Please report each line in the material below that includes "down".

━━ THE RECORDS ━━

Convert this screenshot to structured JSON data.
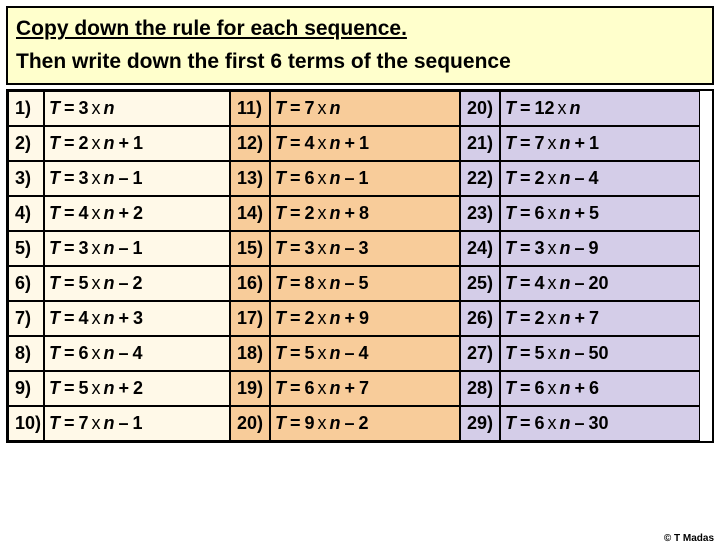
{
  "header": {
    "line1": "Copy down the rule for each sequence.",
    "line2": "Then write  down the first 6 terms of the sequence"
  },
  "symbols": {
    "T": "T",
    "eq": "=",
    "x": "x",
    "n": "n"
  },
  "columns": [
    {
      "bg": "col1",
      "rows": [
        {
          "num": "1)",
          "coef": "3",
          "op": "",
          "c": ""
        },
        {
          "num": "2)",
          "coef": "2",
          "op": "+",
          "c": "1"
        },
        {
          "num": "3)",
          "coef": "3",
          "op": "–",
          "c": "1"
        },
        {
          "num": "4)",
          "coef": "4",
          "op": "+",
          "c": "2"
        },
        {
          "num": "5)",
          "coef": "3",
          "op": "–",
          "c": "1"
        },
        {
          "num": "6)",
          "coef": "5",
          "op": "–",
          "c": "2"
        },
        {
          "num": "7)",
          "coef": "4",
          "op": "+",
          "c": "3"
        },
        {
          "num": "8)",
          "coef": "6",
          "op": "–",
          "c": "4"
        },
        {
          "num": "9)",
          "coef": "5",
          "op": "+",
          "c": "2"
        },
        {
          "num": "10)",
          "coef": "7",
          "op": "–",
          "c": "1"
        }
      ]
    },
    {
      "bg": "col2",
      "rows": [
        {
          "num": "11)",
          "coef": "7",
          "op": "",
          "c": ""
        },
        {
          "num": "12)",
          "coef": "4",
          "op": "+",
          "c": "1"
        },
        {
          "num": "13)",
          "coef": "6",
          "op": "–",
          "c": "1"
        },
        {
          "num": "14)",
          "coef": "2",
          "op": "+",
          "c": "8"
        },
        {
          "num": "15)",
          "coef": "3",
          "op": "–",
          "c": "3"
        },
        {
          "num": "16)",
          "coef": "8",
          "op": "–",
          "c": "5"
        },
        {
          "num": "17)",
          "coef": "2",
          "op": "+",
          "c": "9"
        },
        {
          "num": "18)",
          "coef": "5",
          "op": "–",
          "c": "4"
        },
        {
          "num": "19)",
          "coef": "6",
          "op": "+",
          "c": "7"
        },
        {
          "num": "20)",
          "coef": "9",
          "op": "–",
          "c": "2"
        }
      ]
    },
    {
      "bg": "col3",
      "rows": [
        {
          "num": "20)",
          "coef": "12",
          "op": "",
          "c": ""
        },
        {
          "num": "21)",
          "coef": "7",
          "op": "+",
          "c": "1"
        },
        {
          "num": "22)",
          "coef": "2",
          "op": "–",
          "c": "4"
        },
        {
          "num": "23)",
          "coef": "6",
          "op": "+",
          "c": "5"
        },
        {
          "num": "24)",
          "coef": "3",
          "op": "–",
          "c": "9"
        },
        {
          "num": "25)",
          "coef": "4",
          "op": "–",
          "c": "20"
        },
        {
          "num": "26)",
          "coef": "2",
          "op": "+",
          "c": "7"
        },
        {
          "num": "27)",
          "coef": "5",
          "op": "–",
          "c": "50"
        },
        {
          "num": "28)",
          "coef": "6",
          "op": "+",
          "c": "6"
        },
        {
          "num": "29)",
          "coef": "6",
          "op": "–",
          "c": "30"
        }
      ]
    }
  ],
  "credit": "© T Madas"
}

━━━

EXPECTED ANSWER |
    "line1": "Copy down the rule for each sequence.",
    "line2": "Then write  down the first 6 terms of the sequence"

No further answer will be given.